Behavioral therapy is a crucial component in the treatment of MDMA addiction. It focuses on modifying unhealthy patterns of thinking and behavior that contribute to substance use disorder. One effective type of behavioral therapy is cognitive behavioral therapy (CBT), which helps individuals develop healthier thoughts and behaviors. Through CBT, individuals can identify and challenge negative thoughts and beliefs that fuel their addiction. They learn coping skills to handle cravings and develop strategies to avoid relapse.
In addition to CBT, there are other types of therapy that can be effective in MDMA addiction treatment. Group therapy provides a supportive environment where individuals can share their experiences, learn from others, and receive feedback and encouragement. Family therapy involves the participation of the person’s family members to address relationship issues and enhance communication and support.
Support group participation, such as through 12-step programs, allows individuals to connect with others who have similar experiences and gain inspiration and motivation through shared stories of recovery. These support groups offer a sense of belonging, acceptance, and guidance.
In conclusion, behavioral therapy, including cognitive behavioral therapy, group therapy, family therapy, and support group participation, are valuable treatment options for individuals seeking recovery from MDMA addiction. These therapeutic approaches address the underlying issues and provide individuals with the necessary tools and support to overcome addiction and build a healthier lifestyle.
Professional Treatment for MDMFA Abuse & Addiction
Professional treatment options for individuals struggling with MDMA abuse and addiction are essential for addressing the specific needs and challenges associated with this substance use disorder. Inpatient and outpatient drug recovery programs are two common forms of professional treatment available.
Inpatient treatment involves individuals residing at a specialized facility where they receive intensive, round-the-clock care and support for their addiction. This structured environment provides a safe space for detoxification, medical monitoring, and therapy sessions. Inpatient programs may be particularly beneficial for individuals with severe MDMA addiction or those with co-occurring mental health conditions requiring a higher level of care.
Outpatient treatment, on the other hand, allows individuals to receive treatment while still living at home and attending to their daily responsibilities. This option offers more flexibility, allowing individuals to attend therapy sessions and group meetings at scheduled times throughout the week. Outpatient treatment may be suitable for individuals with milder MDMA addiction or those who have already completed an inpatient program and need continued support.

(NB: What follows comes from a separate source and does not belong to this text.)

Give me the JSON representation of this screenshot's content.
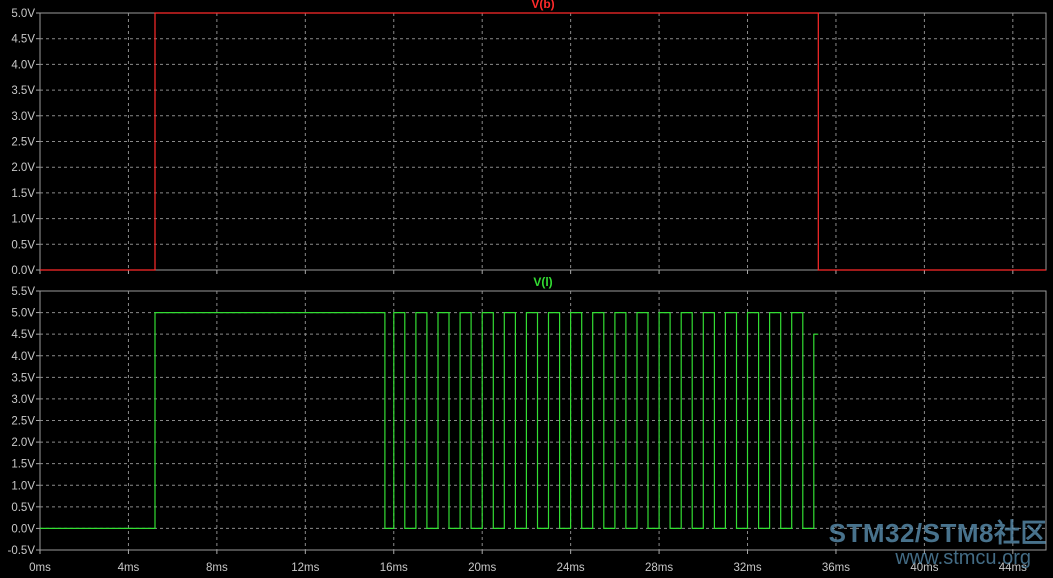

Therapeutic approaches, such as cognitive-behavioral therapy (CBT), can also be implemented in MDMA addiction treatment. CBT aims to identify and change negative thought patterns and behaviors related to MDMA abuse. By helping individuals develop coping mechanisms and healthier decision-making skills, CBT provides tools for long-term recovery.
Seeking professional help is crucial for individuals struggling with MDMA abuse and addiction. Inpatient and outpatient drug recovery programs, along with therapeutic approaches like CBT, offer tailored support, guidance, and resources for individuals to address their addiction and work towards a healthier, substance-free life.